From top to bottom, each entry below must be reproduced exactly.

[Items listed in a dataset]
▼

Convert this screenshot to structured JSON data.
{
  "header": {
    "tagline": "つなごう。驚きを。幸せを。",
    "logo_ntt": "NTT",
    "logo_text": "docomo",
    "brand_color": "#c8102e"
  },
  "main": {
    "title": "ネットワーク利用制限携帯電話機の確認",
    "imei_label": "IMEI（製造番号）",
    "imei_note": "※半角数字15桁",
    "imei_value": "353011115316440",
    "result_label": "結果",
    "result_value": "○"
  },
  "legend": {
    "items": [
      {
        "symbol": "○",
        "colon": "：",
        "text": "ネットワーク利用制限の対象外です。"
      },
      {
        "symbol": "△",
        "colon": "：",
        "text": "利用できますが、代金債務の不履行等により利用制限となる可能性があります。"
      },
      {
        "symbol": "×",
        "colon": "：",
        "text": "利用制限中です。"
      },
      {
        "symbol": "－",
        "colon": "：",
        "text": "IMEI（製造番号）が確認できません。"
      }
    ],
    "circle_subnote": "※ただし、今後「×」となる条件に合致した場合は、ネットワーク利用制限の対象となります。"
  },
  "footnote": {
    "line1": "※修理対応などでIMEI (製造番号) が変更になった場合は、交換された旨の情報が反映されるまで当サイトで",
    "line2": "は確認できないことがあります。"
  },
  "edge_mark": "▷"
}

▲

Task answer
Convert this screenshot to structured JSON data.
{
  "header": {
    "tagline": "つなごう。驚きを。幸せを。",
    "logo_ntt": "NTT",
    "logo_text": "docomo",
    "brand_color": "#c8102e"
  },
  "main": {
    "title": "ネットワーク利用制限携帯電話機の確認",
    "imei_label": "IMEI（製造番号）",
    "imei_note": "※半角数字15桁",
    "imei_value": "353011115316440",
    "result_label": "結果",
    "result_value": "○"
  },
  "legend": {
    "items": [
      {
        "symbol": "○",
        "colon": "：",
        "text": "ネットワーク利用制限の対象外です。"
      },
      {
        "symbol": "△",
        "colon": "：",
        "text": "利用できますが、代金債務の不履行等により利用制限となる可能性があります。"
      },
      {
        "symbol": "×",
        "colon": "：",
        "text": "利用制限中です。"
      },
      {
        "symbol": "－",
        "colon": "：",
        "text": "IMEI（製造番号）が確認できません。"
      }
    ],
    "circle_subnote": "※ただし、今後「×」となる条件に合致した場合は、ネットワーク利用制限の対象となります。"
  },
  "footnote": {
    "line1": "※修理対応などでIMEI (製造番号) が変更になった場合は、交換された旨の情報が反映されるまで当サイトで",
    "line2": "は確認できないことがあります。"
  },
  "edge_mark": "▷"
}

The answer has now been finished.